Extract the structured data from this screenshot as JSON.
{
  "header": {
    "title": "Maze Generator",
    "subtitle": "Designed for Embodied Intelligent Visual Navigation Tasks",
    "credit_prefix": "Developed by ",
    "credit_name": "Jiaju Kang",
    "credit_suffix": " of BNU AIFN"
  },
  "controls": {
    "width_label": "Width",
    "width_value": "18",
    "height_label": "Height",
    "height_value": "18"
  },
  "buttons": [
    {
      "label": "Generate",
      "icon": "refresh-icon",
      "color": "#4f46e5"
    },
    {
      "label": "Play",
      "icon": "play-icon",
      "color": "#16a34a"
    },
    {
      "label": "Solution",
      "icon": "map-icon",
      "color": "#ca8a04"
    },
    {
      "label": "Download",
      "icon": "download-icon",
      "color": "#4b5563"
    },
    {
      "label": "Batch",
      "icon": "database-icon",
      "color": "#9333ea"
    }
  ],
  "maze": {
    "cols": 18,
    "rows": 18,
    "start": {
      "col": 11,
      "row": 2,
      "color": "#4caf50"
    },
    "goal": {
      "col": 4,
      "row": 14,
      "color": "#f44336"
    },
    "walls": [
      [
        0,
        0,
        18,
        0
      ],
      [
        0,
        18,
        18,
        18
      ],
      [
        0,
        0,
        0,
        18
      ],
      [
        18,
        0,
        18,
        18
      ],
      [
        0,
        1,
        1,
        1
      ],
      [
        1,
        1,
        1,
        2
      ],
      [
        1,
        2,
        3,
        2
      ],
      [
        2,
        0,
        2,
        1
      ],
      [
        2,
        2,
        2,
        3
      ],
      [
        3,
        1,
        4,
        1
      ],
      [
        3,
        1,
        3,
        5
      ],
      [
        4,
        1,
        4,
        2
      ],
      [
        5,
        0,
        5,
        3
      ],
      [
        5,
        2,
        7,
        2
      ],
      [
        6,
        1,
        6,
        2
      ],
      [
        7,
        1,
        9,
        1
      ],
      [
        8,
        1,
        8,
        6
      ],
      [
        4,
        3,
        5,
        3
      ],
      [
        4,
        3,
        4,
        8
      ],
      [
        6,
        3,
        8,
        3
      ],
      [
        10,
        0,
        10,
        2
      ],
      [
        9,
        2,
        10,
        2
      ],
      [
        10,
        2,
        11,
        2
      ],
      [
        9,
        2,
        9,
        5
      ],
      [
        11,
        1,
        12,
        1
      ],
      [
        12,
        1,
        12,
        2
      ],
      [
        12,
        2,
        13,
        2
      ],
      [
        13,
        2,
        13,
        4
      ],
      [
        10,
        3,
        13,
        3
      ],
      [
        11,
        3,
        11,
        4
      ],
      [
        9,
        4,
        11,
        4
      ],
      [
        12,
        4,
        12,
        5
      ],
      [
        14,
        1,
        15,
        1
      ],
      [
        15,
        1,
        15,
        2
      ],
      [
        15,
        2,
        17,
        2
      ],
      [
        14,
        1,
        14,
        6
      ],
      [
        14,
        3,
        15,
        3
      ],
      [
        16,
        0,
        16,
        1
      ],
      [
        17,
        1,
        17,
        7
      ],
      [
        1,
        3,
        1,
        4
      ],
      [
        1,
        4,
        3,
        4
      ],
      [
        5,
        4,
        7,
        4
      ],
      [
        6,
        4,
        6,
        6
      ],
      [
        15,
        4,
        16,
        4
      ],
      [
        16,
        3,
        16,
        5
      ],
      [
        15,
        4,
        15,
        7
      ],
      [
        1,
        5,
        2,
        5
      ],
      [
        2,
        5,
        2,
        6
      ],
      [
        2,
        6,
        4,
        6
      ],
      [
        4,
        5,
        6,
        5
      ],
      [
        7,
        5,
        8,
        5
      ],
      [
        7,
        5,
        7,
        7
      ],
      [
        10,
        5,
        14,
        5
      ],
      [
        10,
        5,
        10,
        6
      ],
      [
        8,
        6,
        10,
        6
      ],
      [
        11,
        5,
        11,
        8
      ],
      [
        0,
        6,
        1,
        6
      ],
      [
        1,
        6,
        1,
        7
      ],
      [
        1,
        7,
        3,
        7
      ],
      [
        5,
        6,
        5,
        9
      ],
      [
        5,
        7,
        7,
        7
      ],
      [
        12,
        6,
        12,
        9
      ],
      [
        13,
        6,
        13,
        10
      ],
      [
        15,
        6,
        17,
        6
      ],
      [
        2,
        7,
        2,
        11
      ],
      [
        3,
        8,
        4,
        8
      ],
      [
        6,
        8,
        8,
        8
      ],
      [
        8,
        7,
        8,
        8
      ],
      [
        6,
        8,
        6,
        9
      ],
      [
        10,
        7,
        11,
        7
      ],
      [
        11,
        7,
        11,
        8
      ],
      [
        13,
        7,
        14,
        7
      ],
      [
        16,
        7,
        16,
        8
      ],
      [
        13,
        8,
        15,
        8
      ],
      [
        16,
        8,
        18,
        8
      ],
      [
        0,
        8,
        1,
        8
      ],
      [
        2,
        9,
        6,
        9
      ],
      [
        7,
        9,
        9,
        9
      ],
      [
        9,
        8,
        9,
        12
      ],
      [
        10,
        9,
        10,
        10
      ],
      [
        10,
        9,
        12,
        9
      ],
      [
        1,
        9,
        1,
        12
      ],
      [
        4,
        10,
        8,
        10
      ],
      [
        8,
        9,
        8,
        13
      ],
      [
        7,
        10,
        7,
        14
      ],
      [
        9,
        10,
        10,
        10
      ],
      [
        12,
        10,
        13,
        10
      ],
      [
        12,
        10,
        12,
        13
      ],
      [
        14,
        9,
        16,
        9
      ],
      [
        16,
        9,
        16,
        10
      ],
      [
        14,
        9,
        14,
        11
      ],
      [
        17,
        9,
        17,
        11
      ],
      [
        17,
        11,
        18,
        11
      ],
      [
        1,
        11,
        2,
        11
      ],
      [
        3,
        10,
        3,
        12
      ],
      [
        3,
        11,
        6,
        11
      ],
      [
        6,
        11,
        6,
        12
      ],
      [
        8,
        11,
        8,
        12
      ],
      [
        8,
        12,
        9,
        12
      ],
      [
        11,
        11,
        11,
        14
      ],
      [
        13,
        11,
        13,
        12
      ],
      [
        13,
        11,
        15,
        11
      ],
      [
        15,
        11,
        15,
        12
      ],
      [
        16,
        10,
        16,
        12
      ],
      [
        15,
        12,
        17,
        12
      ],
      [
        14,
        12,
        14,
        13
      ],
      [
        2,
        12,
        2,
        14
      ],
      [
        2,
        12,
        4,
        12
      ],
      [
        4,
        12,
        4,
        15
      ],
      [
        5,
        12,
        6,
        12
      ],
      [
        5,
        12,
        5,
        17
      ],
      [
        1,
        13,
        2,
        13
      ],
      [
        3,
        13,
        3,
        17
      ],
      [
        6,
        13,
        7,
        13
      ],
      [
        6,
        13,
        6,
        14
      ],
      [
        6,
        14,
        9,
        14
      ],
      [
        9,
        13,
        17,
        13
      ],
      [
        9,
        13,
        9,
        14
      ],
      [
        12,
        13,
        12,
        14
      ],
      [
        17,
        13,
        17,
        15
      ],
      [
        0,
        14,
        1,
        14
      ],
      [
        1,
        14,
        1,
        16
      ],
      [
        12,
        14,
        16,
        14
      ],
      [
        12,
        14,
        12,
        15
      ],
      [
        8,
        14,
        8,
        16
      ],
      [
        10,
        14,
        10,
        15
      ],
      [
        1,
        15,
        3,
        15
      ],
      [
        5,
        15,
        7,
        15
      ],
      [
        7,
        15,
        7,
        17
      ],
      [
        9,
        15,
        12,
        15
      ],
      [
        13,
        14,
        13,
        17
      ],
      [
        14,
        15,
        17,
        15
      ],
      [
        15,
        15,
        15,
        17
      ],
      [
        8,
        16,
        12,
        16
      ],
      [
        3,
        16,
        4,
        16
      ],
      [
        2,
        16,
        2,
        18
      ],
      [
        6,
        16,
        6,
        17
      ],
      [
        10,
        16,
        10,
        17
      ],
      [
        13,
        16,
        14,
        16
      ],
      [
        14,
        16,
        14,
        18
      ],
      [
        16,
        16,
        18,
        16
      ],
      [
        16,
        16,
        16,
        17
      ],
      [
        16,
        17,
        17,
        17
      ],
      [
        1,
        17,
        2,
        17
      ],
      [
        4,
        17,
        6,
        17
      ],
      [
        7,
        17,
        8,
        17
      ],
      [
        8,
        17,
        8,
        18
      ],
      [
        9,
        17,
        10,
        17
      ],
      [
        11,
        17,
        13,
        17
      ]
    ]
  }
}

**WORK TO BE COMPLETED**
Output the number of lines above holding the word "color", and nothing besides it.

**RESULT**
7